Although she spent only a few mere years in California (and the rest of her lifetime in Europe, on the East Coast of the U.S., and in Australia), she is regarded as a “western women” for her distinctively American self-reliance and determination, qualities showcased by her successful, independent career.
I argue that the most important factor responsible for her wild success in the U.S. and the establishment of her identity as a “western woman” was her negotiation of mounting tensions between Gold Rush reformers and those who clung to the lawless character of frontier society; the year 1853 brought many changes to Gold Rush urban society, and Lola and her act operated during this transitional time by embracing aspects of the old and the new lifestyles in San Francisco. During her time in the U.S., but particularly in California, Lola straddled highbrow and lowbrow strata in the performing arts scenes, rejecting the restrictive social codes associated with Victorian notions of “true womanhood.” I contend that Lola capitalized on this in-betweenness to take advantage of lingering associations of the Western U.S. with indulgence in illicit pleasures but also framed her act with an air of decency to avoid coming under attack by reformers seeking to eradicate San Francisco of social ills.
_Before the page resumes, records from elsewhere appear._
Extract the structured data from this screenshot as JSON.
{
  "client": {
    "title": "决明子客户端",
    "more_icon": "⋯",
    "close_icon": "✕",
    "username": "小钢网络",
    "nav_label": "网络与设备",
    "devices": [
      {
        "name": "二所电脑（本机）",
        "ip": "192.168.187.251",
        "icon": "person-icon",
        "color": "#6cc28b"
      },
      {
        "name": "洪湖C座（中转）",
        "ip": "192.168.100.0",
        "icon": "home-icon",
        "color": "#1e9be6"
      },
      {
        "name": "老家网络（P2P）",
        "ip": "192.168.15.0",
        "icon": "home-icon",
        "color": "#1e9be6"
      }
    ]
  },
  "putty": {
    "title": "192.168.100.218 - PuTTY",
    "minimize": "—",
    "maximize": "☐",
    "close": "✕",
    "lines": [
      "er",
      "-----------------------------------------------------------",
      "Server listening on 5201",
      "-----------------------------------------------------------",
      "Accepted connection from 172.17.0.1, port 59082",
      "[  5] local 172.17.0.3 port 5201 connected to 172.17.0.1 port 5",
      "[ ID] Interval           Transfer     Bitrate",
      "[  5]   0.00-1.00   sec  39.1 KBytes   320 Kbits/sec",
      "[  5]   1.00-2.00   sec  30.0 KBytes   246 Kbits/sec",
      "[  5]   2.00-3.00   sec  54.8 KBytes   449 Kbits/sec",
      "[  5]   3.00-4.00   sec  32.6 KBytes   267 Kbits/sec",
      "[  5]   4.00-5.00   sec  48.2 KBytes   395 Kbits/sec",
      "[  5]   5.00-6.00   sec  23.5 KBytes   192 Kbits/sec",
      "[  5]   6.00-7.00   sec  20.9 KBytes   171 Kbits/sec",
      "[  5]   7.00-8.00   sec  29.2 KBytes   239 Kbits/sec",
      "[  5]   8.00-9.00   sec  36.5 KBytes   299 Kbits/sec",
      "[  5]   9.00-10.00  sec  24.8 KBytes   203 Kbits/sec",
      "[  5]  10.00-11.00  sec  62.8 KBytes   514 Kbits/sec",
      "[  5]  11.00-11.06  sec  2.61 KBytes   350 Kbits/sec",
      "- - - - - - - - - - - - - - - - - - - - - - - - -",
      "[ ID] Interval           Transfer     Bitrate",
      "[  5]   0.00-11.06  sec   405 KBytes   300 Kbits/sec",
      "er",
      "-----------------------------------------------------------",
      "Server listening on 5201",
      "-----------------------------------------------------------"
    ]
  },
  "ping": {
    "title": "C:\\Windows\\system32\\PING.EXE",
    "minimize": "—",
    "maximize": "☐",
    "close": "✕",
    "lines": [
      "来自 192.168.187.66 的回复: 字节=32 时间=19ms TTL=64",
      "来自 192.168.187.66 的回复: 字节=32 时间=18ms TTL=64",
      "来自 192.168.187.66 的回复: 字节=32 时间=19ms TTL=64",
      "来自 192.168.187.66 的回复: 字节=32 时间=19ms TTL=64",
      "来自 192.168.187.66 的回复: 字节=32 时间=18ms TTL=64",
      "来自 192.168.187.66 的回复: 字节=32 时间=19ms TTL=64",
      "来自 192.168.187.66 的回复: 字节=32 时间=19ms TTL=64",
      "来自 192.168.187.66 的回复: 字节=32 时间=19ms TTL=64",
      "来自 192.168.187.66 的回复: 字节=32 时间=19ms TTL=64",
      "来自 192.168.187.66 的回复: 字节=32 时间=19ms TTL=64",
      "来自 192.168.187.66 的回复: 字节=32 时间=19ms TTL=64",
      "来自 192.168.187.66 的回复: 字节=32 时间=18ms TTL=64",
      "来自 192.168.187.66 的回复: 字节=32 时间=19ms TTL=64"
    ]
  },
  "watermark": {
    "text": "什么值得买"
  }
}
Thus, she cleverly provided erotic entertainment that the miners desired under the guise of respectable theatre.
Beyond her performances, Lola also achieved a presence in visual culture through daguerreotypes, lithographs after daguerreotypes, and cartoons, several of these constructions of her identity reflecting her audacity in unabashedly defying Victorian era gender norms. Other daguerreotypes, though, illustrate her sensitivity to pressures to be more refined. Taken together, her representation through daguerreotypes illustrates her strategy of moving back and forth between the rowdy frontier past and the ostensibly respectable aspirations for the future of San Francisco.
“The Showgirl ‘Full of Sin’ or ‘Respectable Theatre’?” focuses on her role in popular culture of the Gold Rush era, and “Lola Montez Denies Conventions in Her Image” centers on visual representations of the starlet.
 Jeff F., “Volbeat: Outlaw Gentlemen and Shady Ladies,” SputnikMusic.com, April 28, 2013.
 Janet R. Fireman, “Beautiful Deceiver: The Absolutely Divine Lola Montez,” Montana: The Magazine of Western History 47, no. 4 (1997): 30–32.
 James Morton, Lola Montez : Her Life & Conquests (London: Portrait, 2007), 10–24. Scholars have disagreed over the year in which Lola was born, since she was one to compose background histories that involved changing birth years and birth locations. More recent scholarship believes that 1818 was her birth year, one researcher having found what he interpreted to be a legitimate record of her birth.
 Fireman, “Beautiful Deceiver,” 36.
 Morton, Lola Montez, 49–54.
 James F. Varley, Lola Montez : The California Adventures of Europe’s Notorious Courtesan (Spokane, Wash: AHClark Co, 1996), 30–51.
 Fireman, “Beautiful Deceiver,” 36–38.
 Gary F. Kurutz, “Popular Culture on the Golden Shore,” California History 79, no. 2 (2000): 281–291.